1: If you have a binding of your own that is a puzzle to you, it is great fun to bring it along to this course to discuss it with classmates—and, of course, JSvL! 2: Do as much of the reading as possible. Bring a reading lamp if you are staying in the dorm. Bring business cards. Talk to everyone, because they invariably know different things than you do. 3: I feel really privileged to have studied under JSvL and VG and with such an interesting group of people. 6: Many thanks for the scholarship and the opportunity to be at the Rare Book School! 7: It would be nice to have the instructor's list of books requested from SC. 11: It helps to do all of the reading in advance. 13: I recommend it most enthusiastically, only be aware that you will come away from it realizing how little you know—as is true for every RBS course. 14: I have been here many times, but this time, perhaps more than ever, I felt the community that MFS talked about on Sunday night (I wonder if it has more to do with my expectations or with the group). I came here to learn (and did) and everything else would have been a bonus, but I got so much more. Faculty and staff are not only so approachable, but they also approach us, the students. I was very pleasantly surprised that the instructors of the other course would take the time to get to know the students in the other classes.
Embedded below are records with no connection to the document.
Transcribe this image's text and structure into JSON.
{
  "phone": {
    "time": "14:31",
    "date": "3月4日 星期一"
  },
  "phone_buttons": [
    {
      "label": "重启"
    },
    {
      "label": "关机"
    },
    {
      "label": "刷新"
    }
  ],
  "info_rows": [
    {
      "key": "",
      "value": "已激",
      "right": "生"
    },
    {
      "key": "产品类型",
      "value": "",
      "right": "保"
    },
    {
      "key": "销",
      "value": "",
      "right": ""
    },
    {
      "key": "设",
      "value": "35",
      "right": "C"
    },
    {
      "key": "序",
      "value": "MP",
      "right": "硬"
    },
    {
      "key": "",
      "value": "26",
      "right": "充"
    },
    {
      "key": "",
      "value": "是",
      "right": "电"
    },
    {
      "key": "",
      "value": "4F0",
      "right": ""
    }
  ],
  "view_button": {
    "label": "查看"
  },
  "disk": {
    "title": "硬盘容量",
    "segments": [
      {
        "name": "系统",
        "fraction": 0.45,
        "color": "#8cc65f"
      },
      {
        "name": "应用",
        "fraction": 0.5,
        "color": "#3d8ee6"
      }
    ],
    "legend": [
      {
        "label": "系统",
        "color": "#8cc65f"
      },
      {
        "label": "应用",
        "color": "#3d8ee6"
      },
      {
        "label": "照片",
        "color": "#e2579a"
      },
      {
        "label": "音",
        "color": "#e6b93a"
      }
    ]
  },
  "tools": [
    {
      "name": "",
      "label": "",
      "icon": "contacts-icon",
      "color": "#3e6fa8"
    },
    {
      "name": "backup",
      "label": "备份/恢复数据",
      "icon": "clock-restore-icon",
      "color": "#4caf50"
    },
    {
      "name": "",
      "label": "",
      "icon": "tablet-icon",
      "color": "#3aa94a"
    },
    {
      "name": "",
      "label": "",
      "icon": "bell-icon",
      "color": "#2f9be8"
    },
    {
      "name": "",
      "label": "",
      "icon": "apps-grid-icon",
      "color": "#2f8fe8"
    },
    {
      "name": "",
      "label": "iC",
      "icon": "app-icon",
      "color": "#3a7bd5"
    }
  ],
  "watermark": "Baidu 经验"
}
I could go on and on but before I forget I must also add how much in awe I am of the collection here at RBS. It is amazing what you are able to show us.
Number of respondents: 14
Institution gave me leave
I took vacation time
N/A: self-employed, retired or had the summers off
I am self-employed
Work has nothing to do with RBS course
Institution paid tuition
Institution paid tuition ___%
I paid tuition myself
Exchange or barter
N/A: Self-employed, retired or scholarship
Institution paid housing
Institution paid for ___% of housing
I paid for my own housing
N/A: stayed with friends or lived at home
Institution paid ___% of my travel
I paid my own travel
N/A: live nearby
There were two book collectors (14%), four conservators (29%), one rare book librarian (7%), two librarians with rare book duties (14%), one PhD student in the humanities (7%), one PhD student in art history (7%), one full or associate professor (7%), one antiquarian bookseller (7%), and one cataloguer (7%).
How did you hear about this course?
Word of mouth
Where did you stay?
Brown College 6 (43%)
Cavalier Inn 1 (7%)
Courtyard Marriott 1 (7%)
Hampton Inn & Suites 1 (7%)
Other 5 (36%)